[WHAT IS NEEDED] This task calls for copying every line in the data below that contains the word "content".

[RECORD EXCERPTS]

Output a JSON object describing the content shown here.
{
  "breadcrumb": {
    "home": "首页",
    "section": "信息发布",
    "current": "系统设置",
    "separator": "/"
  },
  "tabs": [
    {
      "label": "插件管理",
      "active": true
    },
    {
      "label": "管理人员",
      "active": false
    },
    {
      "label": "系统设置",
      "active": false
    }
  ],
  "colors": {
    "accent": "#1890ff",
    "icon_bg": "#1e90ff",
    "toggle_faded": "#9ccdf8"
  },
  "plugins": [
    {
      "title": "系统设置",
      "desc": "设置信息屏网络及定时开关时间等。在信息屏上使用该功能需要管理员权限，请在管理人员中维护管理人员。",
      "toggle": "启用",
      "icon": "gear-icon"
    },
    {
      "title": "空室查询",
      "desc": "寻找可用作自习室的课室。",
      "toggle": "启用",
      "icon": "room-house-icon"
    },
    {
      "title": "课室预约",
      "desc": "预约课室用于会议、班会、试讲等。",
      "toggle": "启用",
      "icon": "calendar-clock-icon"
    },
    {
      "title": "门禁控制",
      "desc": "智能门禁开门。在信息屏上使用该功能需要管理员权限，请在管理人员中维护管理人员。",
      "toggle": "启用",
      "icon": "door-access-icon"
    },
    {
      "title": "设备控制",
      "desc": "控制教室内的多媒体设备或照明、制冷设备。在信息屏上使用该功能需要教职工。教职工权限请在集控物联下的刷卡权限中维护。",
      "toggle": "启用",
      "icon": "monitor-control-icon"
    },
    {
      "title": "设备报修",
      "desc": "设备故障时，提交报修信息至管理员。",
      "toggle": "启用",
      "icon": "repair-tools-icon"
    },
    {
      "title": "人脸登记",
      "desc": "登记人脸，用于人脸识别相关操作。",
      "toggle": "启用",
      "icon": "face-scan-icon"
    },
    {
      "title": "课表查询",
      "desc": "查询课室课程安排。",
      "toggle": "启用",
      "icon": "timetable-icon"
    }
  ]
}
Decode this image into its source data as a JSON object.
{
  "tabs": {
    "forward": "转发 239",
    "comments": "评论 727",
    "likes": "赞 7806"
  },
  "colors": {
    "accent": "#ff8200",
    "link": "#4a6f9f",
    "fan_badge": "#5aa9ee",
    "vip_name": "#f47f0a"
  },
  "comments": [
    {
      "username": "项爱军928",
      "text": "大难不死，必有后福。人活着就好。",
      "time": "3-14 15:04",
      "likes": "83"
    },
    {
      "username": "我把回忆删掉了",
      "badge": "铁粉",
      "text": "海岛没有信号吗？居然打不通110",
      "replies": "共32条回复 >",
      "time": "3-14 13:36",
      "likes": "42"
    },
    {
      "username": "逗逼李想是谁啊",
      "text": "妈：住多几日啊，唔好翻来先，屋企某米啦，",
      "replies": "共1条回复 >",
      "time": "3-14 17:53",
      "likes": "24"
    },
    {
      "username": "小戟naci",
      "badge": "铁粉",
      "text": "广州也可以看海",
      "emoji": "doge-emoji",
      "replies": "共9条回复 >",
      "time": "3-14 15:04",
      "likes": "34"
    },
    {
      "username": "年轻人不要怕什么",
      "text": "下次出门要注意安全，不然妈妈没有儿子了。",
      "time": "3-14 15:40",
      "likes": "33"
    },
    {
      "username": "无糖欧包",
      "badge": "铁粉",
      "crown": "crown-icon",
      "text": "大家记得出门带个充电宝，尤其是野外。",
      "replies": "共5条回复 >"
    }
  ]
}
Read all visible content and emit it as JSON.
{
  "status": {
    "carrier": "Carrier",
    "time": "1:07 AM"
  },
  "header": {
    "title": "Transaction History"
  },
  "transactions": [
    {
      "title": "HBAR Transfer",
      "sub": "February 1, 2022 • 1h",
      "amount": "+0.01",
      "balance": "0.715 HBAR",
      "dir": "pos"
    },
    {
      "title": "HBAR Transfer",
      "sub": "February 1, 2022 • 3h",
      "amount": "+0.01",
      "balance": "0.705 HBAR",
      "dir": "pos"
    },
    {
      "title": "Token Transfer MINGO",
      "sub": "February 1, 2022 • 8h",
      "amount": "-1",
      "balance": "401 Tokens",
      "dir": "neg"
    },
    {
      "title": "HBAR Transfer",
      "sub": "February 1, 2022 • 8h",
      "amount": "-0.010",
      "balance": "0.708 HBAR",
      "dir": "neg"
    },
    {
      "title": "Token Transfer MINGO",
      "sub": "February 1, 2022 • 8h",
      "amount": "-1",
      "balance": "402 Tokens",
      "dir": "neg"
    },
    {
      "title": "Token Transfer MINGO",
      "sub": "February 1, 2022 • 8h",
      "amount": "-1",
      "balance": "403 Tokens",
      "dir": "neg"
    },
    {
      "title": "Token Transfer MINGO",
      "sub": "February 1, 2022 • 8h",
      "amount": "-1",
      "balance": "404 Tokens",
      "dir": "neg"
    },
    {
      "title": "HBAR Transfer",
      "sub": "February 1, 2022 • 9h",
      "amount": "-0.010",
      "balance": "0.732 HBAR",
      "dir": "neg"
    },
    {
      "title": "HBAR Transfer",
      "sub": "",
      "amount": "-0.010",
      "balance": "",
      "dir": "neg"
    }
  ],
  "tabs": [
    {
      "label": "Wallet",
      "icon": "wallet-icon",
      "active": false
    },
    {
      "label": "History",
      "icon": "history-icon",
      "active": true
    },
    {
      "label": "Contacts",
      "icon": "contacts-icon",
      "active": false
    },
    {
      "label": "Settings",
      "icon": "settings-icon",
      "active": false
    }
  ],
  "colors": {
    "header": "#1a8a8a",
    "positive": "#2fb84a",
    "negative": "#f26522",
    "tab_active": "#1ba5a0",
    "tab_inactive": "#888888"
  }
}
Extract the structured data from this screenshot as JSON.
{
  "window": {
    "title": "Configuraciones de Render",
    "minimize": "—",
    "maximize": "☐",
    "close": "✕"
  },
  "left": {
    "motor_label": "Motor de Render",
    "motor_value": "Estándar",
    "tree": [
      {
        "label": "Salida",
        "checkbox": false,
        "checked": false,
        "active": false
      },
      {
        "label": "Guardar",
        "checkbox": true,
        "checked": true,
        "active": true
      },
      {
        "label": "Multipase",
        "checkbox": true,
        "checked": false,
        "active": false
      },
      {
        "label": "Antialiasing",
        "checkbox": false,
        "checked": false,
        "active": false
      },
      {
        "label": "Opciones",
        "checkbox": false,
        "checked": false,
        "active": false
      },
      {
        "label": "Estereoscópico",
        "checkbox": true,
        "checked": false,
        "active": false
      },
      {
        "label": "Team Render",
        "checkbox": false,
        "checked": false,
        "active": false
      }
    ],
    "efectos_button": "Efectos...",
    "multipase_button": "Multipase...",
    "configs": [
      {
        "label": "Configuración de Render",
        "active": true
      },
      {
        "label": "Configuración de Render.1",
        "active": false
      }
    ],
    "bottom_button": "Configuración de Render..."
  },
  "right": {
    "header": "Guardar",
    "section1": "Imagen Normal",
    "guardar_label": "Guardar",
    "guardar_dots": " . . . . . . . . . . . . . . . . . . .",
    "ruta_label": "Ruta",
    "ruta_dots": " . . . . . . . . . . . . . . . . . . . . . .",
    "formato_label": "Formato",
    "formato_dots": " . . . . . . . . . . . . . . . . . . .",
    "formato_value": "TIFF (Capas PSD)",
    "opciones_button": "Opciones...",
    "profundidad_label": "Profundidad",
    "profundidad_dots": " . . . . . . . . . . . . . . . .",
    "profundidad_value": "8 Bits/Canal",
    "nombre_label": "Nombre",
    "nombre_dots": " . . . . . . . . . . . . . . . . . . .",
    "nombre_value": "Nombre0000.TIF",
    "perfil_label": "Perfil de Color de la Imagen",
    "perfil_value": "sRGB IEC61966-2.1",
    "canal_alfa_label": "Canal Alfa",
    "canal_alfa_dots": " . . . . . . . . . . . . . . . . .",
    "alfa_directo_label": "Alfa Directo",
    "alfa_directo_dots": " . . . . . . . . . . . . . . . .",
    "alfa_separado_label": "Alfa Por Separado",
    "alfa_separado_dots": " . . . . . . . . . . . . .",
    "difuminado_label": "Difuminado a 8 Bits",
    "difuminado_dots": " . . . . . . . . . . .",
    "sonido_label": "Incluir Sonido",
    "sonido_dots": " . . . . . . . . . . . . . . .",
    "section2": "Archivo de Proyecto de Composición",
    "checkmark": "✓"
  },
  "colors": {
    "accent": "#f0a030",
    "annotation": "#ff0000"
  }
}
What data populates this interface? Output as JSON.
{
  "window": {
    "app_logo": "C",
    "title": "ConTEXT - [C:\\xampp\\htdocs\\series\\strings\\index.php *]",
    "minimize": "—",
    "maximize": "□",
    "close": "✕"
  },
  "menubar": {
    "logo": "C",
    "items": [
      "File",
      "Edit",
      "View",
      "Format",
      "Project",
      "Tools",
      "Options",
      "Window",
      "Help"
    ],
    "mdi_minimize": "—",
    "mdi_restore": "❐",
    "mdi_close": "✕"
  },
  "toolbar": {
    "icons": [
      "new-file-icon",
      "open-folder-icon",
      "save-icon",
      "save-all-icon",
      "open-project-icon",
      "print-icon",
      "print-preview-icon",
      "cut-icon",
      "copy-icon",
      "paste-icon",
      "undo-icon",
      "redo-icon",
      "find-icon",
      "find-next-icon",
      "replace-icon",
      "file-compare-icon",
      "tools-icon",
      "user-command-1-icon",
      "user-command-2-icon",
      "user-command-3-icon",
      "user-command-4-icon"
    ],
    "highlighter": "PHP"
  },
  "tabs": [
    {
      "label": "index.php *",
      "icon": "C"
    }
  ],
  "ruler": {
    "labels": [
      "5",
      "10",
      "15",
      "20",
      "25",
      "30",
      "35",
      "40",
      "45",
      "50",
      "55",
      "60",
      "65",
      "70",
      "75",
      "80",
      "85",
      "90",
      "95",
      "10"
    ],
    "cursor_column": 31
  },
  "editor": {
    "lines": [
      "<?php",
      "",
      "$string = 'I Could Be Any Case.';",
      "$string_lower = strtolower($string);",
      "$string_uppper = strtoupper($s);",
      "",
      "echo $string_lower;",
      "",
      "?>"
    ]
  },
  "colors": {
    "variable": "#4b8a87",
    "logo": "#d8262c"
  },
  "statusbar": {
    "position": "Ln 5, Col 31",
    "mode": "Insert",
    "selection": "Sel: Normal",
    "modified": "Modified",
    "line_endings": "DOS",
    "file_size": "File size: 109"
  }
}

[SOLUTION TO THE PROBLEM]
Output a JSON object describing the content shown here.
Read all visible content and emit it as JSON.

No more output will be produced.